  <div class="container">
    <h1 class="greeting-header">Hello World!</h1>

This would display a very simple header tag with the message "Hello World!" Now look at the code below.

  <div class="container">
    <h1 class="greeting-header">Hello World!</h1>

  const container = document.querySelector(".container");
  const p = document.createElement("p");

  p.className = "paragraph";
  p.innerText =
    "This is something really cool being written into the DOM by JS.";


Now what will be displayed is the same header tag we made before, but using javascript a new p tag with some text will be inserted.

A step by step process of what's going on is

  1. We insert a <script> tag so our file's Javascript has access to the DOM.
  2. We create a reference to our body's element that has the .container class using the Document interface's querySelector() method
  3. We create a new <p> element using Document interface's createElement() method.
  4. We give our p reference a new class called "paragraph"
  5. Since the Element Interface in javascript is an object, using dot notation, we set the text inside of our empty <p> tag recently created to some filler text.
  6. Lastly, we append (or attach) our <p> tag to our .container class and we're done!

There are different type of methods we can use to insert something into the dom. The most common method would probably be append() but there are also other ways to insert.

  • append() - insert into node, at the end
  • prepend() - insert into node, at the beginning
  • before() - insert right before node
  • after() - insert right after node

Removing From The DOM
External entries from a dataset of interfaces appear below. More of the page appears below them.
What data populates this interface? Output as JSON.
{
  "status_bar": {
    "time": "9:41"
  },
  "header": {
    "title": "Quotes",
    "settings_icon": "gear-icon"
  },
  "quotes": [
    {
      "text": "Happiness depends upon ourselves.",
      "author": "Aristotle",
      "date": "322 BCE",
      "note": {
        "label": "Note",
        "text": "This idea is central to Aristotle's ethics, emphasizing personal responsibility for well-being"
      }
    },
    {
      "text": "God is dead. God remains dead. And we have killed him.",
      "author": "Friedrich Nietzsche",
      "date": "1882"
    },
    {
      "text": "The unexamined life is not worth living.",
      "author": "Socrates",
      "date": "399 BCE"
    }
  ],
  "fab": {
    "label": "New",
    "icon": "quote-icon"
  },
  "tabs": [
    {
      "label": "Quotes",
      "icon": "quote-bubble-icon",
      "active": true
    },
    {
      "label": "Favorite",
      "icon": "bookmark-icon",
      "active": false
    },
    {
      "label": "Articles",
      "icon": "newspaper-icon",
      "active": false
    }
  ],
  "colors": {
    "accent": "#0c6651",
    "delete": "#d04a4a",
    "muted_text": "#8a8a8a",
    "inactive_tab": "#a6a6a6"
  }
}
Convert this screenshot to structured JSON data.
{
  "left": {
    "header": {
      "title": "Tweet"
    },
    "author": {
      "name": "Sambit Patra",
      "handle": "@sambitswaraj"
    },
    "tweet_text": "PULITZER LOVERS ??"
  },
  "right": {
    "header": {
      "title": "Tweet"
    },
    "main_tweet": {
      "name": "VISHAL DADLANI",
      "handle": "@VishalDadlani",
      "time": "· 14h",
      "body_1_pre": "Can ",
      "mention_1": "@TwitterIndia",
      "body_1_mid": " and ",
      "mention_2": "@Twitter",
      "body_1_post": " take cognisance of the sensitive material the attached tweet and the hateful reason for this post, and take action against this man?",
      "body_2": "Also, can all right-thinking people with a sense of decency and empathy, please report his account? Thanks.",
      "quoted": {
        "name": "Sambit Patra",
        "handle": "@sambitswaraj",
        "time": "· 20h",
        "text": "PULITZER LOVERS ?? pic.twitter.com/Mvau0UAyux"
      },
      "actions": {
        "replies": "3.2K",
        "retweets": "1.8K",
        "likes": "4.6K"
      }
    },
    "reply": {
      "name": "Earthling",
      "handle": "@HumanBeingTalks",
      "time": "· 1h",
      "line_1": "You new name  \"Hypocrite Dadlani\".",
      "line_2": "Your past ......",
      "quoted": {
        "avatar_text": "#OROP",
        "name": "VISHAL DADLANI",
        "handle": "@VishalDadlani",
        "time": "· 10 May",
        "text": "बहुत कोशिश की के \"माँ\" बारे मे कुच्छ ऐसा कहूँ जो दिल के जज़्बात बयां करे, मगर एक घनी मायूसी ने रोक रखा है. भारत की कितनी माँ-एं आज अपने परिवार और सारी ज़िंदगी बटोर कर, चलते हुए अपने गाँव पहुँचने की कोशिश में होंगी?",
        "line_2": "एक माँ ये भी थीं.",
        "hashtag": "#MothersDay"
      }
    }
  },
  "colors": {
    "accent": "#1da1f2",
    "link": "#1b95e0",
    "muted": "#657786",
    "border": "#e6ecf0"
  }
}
As you might imagine, you can also remove elements from the DOM. It's actually much simpler than insert since you can only remove an element that has already been written in the DOM.

const element = document.getElementById("demo");

DOM Properties

Using the idea that the DOM is just a javascript object, there is a wide range of manipulating that can be achieved. The Document interface lets you interact with many different attributes owned by the document, so this lets you use javascript to render anything you'd like. An easier way to think about it is attributes are written in HTML, while properties are written in the DOM's Object.

The browser "parses" (or reads") the HTML into DOM objects giving you access to all of the HTML elements and it's attributes. That way, you can locate something in Javascript by calling the DOM's properties. For example:

<body id="test-body">
const body =; //test-body gets returned

As you can see above, javascript is using the document object to retrieve the id of the body and setting it a constant named "body." If we wanted to take it a step further, we can also change properties outside of the body tag using the document object. Another example below

document.title = "My Javascript DOM";

This would just simply change the title of the page. But now Javascript will let you dynamically change the title instead of just having a hardcoded title.

You can also dynamically modify attributes using the DOM. The document object comes with different methods that makes all attributes accessible.

  • elem.hasAttribute(name) – checks for existence.
  • elem.getAttribute(name) – gets the value.
  • elem.setAttribute(name, value) – sets the value.
  • elem.removeAttribute(name) – removes the attribute.

If you wanted to check if a specific element has an attribute, this would be how to do so.

const el = document.querySelector("[custom-attribute]");
const value = el.getAttribute("[custom-attribute");

console.log(value); // set attribute in HTML will be returned

This is just a short blog to help explain the possibilities of what can be done using the DOM object, but there's so much more that is possible! If you want to learn more about what you can do, I recommend taking a look at MDN's pages regarding the DOM or's walkthrough on the DOM to learn more!